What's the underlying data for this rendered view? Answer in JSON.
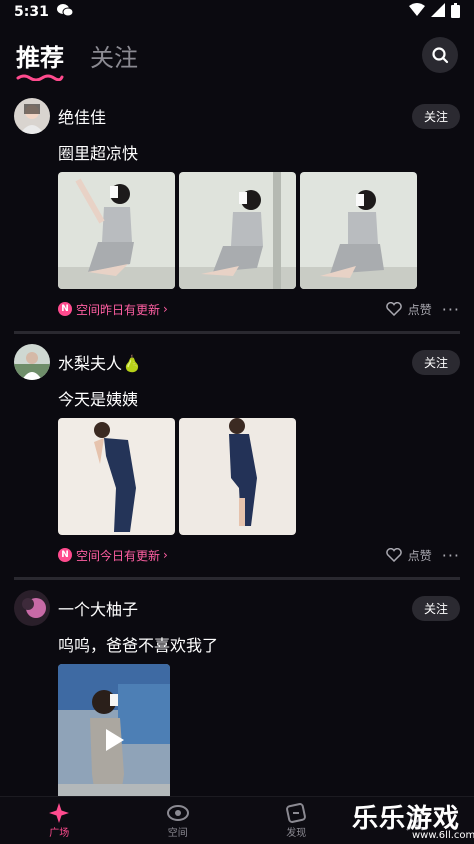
{
  "status": {
    "time": "5:31"
  },
  "tabs": [
    {
      "label": "推荐",
      "active": true
    },
    {
      "label": "关注",
      "active": false
    }
  ],
  "posts": [
    {
      "username": "绝佳佳",
      "follow_label": "关注",
      "text": "圈里超凉快",
      "space_text": "空间昨日有更新",
      "like_label": "点赞"
    },
    {
      "username": "水梨夫人🍐",
      "follow_label": "关注",
      "text": "今天是姨姨",
      "space_text": "空间今日有更新",
      "like_label": "点赞"
    },
    {
      "username": "一个大柚子",
      "follow_label": "关注",
      "text": "呜呜，爸爸不喜欢我了"
    }
  ],
  "bottom_nav": [
    {
      "label": "广场",
      "icon": "sparkle-icon",
      "active": true
    },
    {
      "label": "空间",
      "icon": "space-icon",
      "active": false
    },
    {
      "label": "发现",
      "icon": "discover-icon",
      "active": false
    },
    {
      "label": "",
      "icon": "profile-icon",
      "active": false
    }
  ],
  "watermark": {
    "text": "乐乐游戏",
    "url": "www.6ll.com"
  },
  "colors": {
    "accent": "#ff4b8e",
    "background": "#0b0a10"
  }
}
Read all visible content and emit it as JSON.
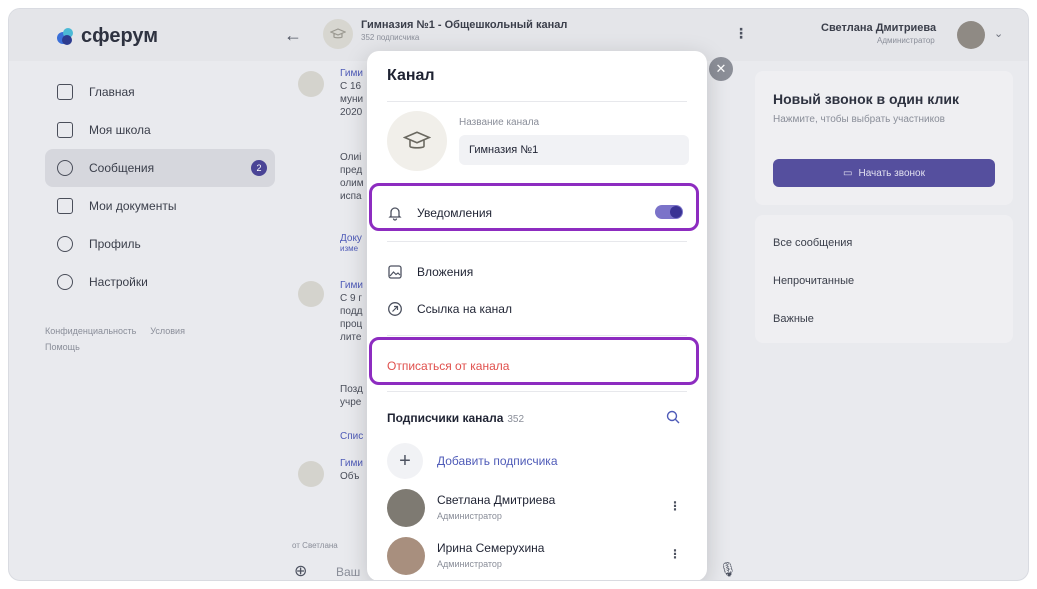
{
  "app": {
    "logo_text": "сферум"
  },
  "topbar": {
    "channel_title": "Гимназия №1 - Общешкольный канал",
    "channel_subtitle": "352 подписчика",
    "user_name": "Светлана Дмитриева",
    "user_role": "Администратор"
  },
  "sidebar": {
    "items": [
      {
        "label": "Главная",
        "icon": "grid-icon"
      },
      {
        "label": "Моя школа",
        "icon": "school-icon"
      },
      {
        "label": "Сообщения",
        "icon": "chat-icon",
        "badge": "2"
      },
      {
        "label": "Мои документы",
        "icon": "document-icon"
      },
      {
        "label": "Профиль",
        "icon": "profile-icon"
      },
      {
        "label": "Настройки",
        "icon": "gear-icon"
      }
    ],
    "links": [
      "Конфиденциальность",
      "Условия",
      "Помощь"
    ]
  },
  "chat": {
    "messages": [
      {
        "sender": "Гими",
        "lines": [
          "С 16",
          "муни",
          "2020"
        ]
      },
      {
        "sender": "",
        "lines": [
          "Олиі",
          "пред",
          "олим",
          "испа"
        ]
      },
      {
        "link": "Доку",
        "link2": "изме"
      },
      {
        "sender": "Гими",
        "lines": [
          "С 9 г",
          "подд",
          "проц",
          "лите"
        ]
      },
      {
        "sender": "",
        "lines": [
          "Позд",
          "учре"
        ]
      },
      {
        "link": "Спис"
      },
      {
        "sender": "Гими",
        "lines": [
          "Объ"
        ]
      }
    ],
    "footer_note": "от Светлана",
    "input_placeholder": "Ваш"
  },
  "right_panel": {
    "call_title": "Новый звонок в один клик",
    "call_subtitle": "Нажмите, чтобы выбрать участников",
    "call_button": "Начать звонок",
    "filters": [
      "Все сообщения",
      "Непрочитанные",
      "Важные"
    ]
  },
  "modal": {
    "title": "Канал",
    "field_label": "Название канала",
    "field_value": "Гимназия №1",
    "notifications_label": "Уведомления",
    "notifications_on": true,
    "attachments_label": "Вложения",
    "channel_link_label": "Ссылка на канал",
    "unsubscribe_label": "Отписаться от канала",
    "subscribers_title": "Подписчики канала",
    "subscribers_count": "352",
    "add_subscriber_label": "Добавить подписчика",
    "members": [
      {
        "name": "Светлана Дмитриева",
        "role": "Администратор"
      },
      {
        "name": "Ирина Семерухина",
        "role": "Администратор"
      }
    ]
  },
  "colors": {
    "accent": "#554f9e",
    "danger": "#e0504d",
    "highlight": "#8d2cc0",
    "link": "#4f5bb8"
  }
}
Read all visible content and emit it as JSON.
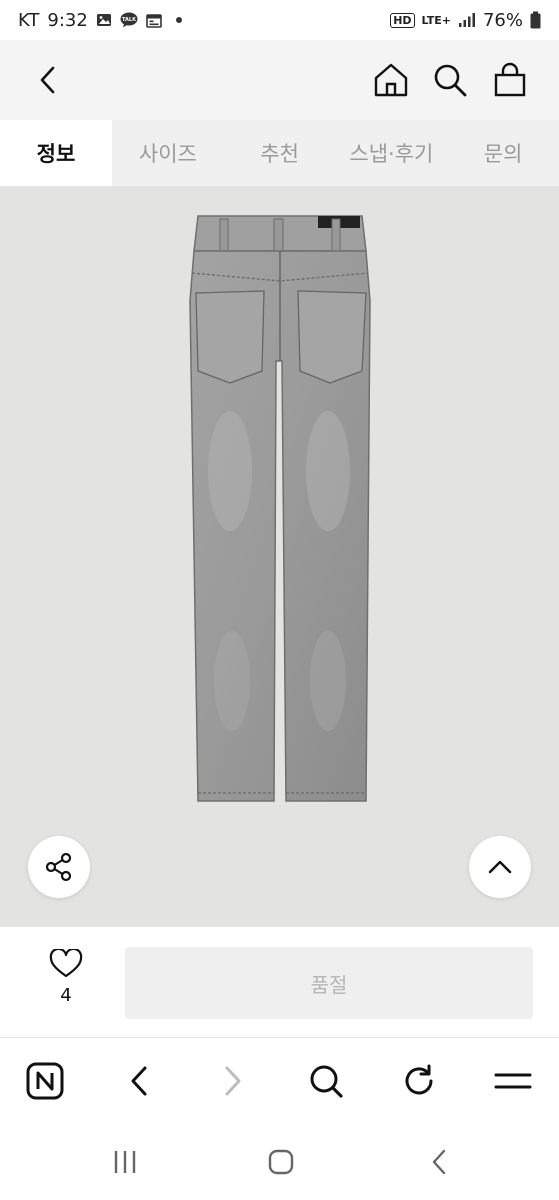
{
  "status_bar": {
    "carrier": "KT",
    "time": "9:32",
    "hd_label": "HD",
    "network": "LTE+",
    "battery": "76%",
    "notification_icons": [
      "image-icon",
      "kakaotalk-icon",
      "calendar-icon"
    ]
  },
  "header": {
    "icons": [
      "back-arrow-icon",
      "home-icon",
      "search-icon",
      "shopping-bag-icon"
    ]
  },
  "tabs": [
    {
      "label": "정보",
      "active": true
    },
    {
      "label": "사이즈",
      "active": false
    },
    {
      "label": "추천",
      "active": false
    },
    {
      "label": "스냅·후기",
      "active": false
    },
    {
      "label": "문의",
      "active": false
    }
  ],
  "product": {
    "image_icon": "grey-jeans-back-view",
    "background_color": "#e3e3e1"
  },
  "purchase": {
    "like_count": "4",
    "soldout_label": "품절"
  },
  "browser_toolbar": {
    "icons": [
      "naver-icon",
      "back-icon",
      "forward-icon",
      "search-icon",
      "refresh-icon",
      "menu-icon"
    ]
  },
  "system_nav": {
    "icons": [
      "recents-icon",
      "home-icon",
      "back-icon"
    ]
  }
}
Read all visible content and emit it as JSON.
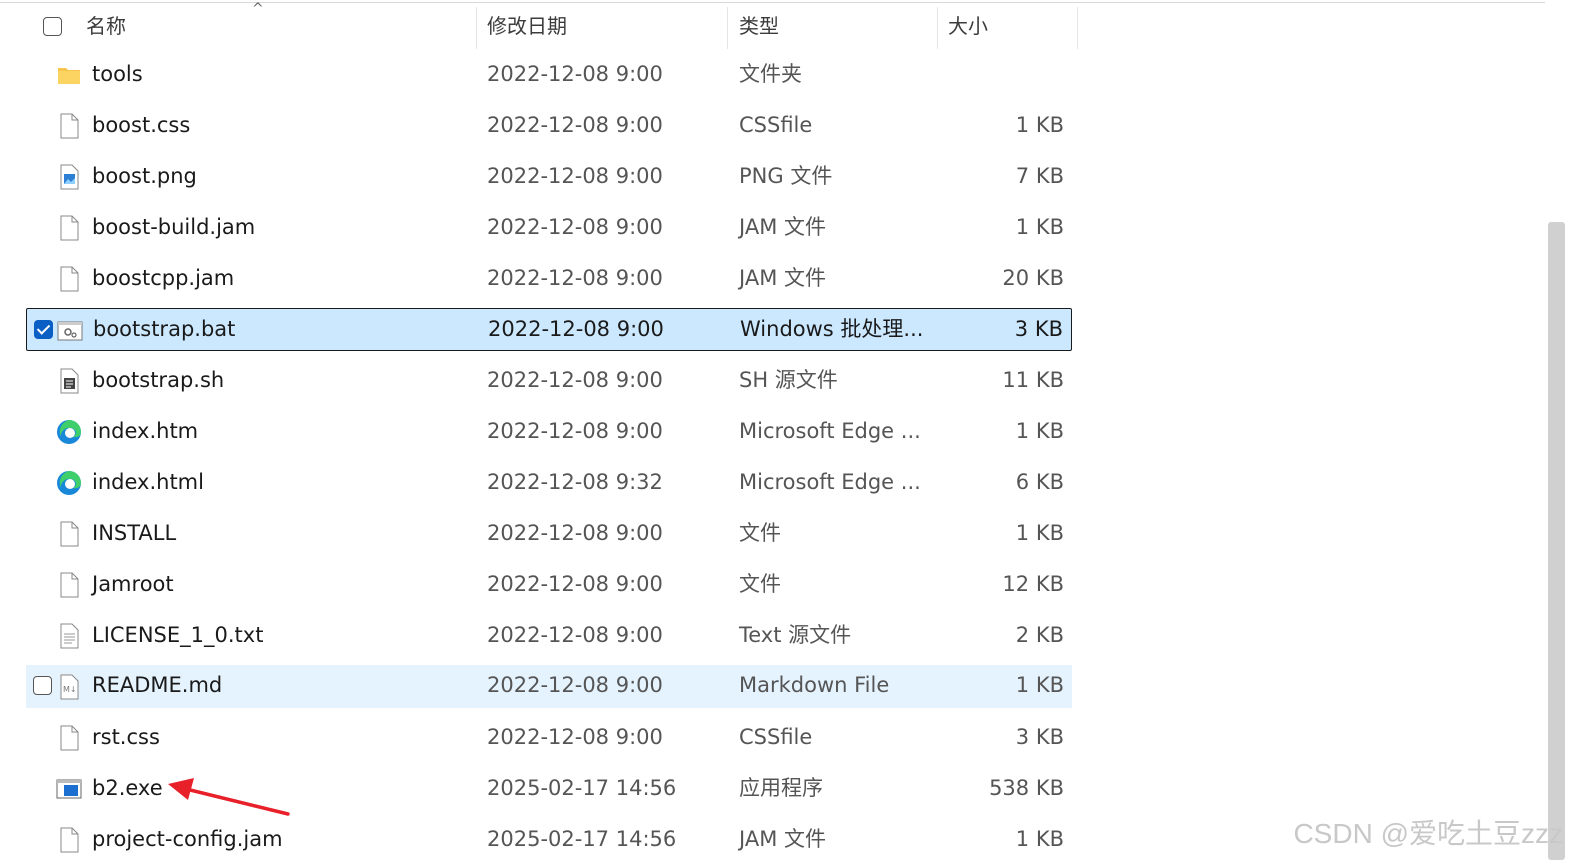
{
  "header": {
    "name": "名称",
    "date": "修改日期",
    "type": "类型",
    "size": "大小"
  },
  "files": [
    {
      "name": "tools",
      "date": "2022-12-08 9:00",
      "type": "文件夹",
      "size": "",
      "icon": "folder-icon"
    },
    {
      "name": "boost.css",
      "date": "2022-12-08 9:00",
      "type": "CSSfile",
      "size": "1 KB",
      "icon": "file-icon"
    },
    {
      "name": "boost.png",
      "date": "2022-12-08 9:00",
      "type": "PNG 文件",
      "size": "7 KB",
      "icon": "image-file-icon"
    },
    {
      "name": "boost-build.jam",
      "date": "2022-12-08 9:00",
      "type": "JAM 文件",
      "size": "1 KB",
      "icon": "file-icon"
    },
    {
      "name": "boostcpp.jam",
      "date": "2022-12-08 9:00",
      "type": "JAM 文件",
      "size": "20 KB",
      "icon": "file-icon"
    },
    {
      "name": "bootstrap.bat",
      "date": "2022-12-08 9:00",
      "type": "Windows 批处理...",
      "size": "3 KB",
      "icon": "batch-file-icon",
      "state": "selected"
    },
    {
      "name": "bootstrap.sh",
      "date": "2022-12-08 9:00",
      "type": "SH 源文件",
      "size": "11 KB",
      "icon": "script-file-icon"
    },
    {
      "name": "index.htm",
      "date": "2022-12-08 9:00",
      "type": "Microsoft Edge ...",
      "size": "1 KB",
      "icon": "edge-icon"
    },
    {
      "name": "index.html",
      "date": "2022-12-08 9:32",
      "type": "Microsoft Edge ...",
      "size": "6 KB",
      "icon": "edge-icon"
    },
    {
      "name": "INSTALL",
      "date": "2022-12-08 9:00",
      "type": "文件",
      "size": "1 KB",
      "icon": "file-icon"
    },
    {
      "name": "Jamroot",
      "date": "2022-12-08 9:00",
      "type": "文件",
      "size": "12 KB",
      "icon": "file-icon"
    },
    {
      "name": "LICENSE_1_0.txt",
      "date": "2022-12-08 9:00",
      "type": "Text 源文件",
      "size": "2 KB",
      "icon": "text-file-icon"
    },
    {
      "name": "README.md",
      "date": "2022-12-08 9:00",
      "type": "Markdown File",
      "size": "1 KB",
      "icon": "markdown-file-icon",
      "state": "hover"
    },
    {
      "name": "rst.css",
      "date": "2022-12-08 9:00",
      "type": "CSSfile",
      "size": "3 KB",
      "icon": "file-icon"
    },
    {
      "name": "b2.exe",
      "date": "2025-02-17 14:56",
      "type": "应用程序",
      "size": "538 KB",
      "icon": "exe-file-icon"
    },
    {
      "name": "project-config.jam",
      "date": "2025-02-17 14:56",
      "type": "JAM 文件",
      "size": "1 KB",
      "icon": "file-icon"
    }
  ],
  "watermark": "CSDN @爱吃土豆zzz",
  "colors": {
    "selected_bg": "#cce8ff",
    "hover_bg": "#e5f3ff",
    "checkbox_checked": "#0a5fc4",
    "folder": "#f8c44c",
    "annotation_arrow": "#e8202a"
  }
}
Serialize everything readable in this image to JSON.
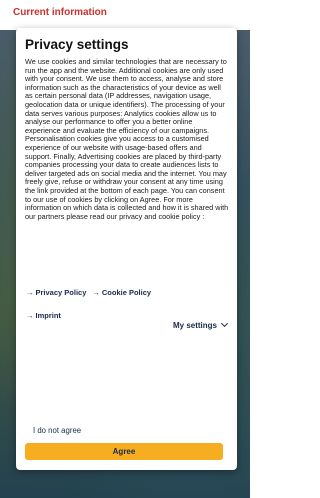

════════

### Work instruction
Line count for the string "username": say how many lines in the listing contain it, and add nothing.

### Reply to the task
3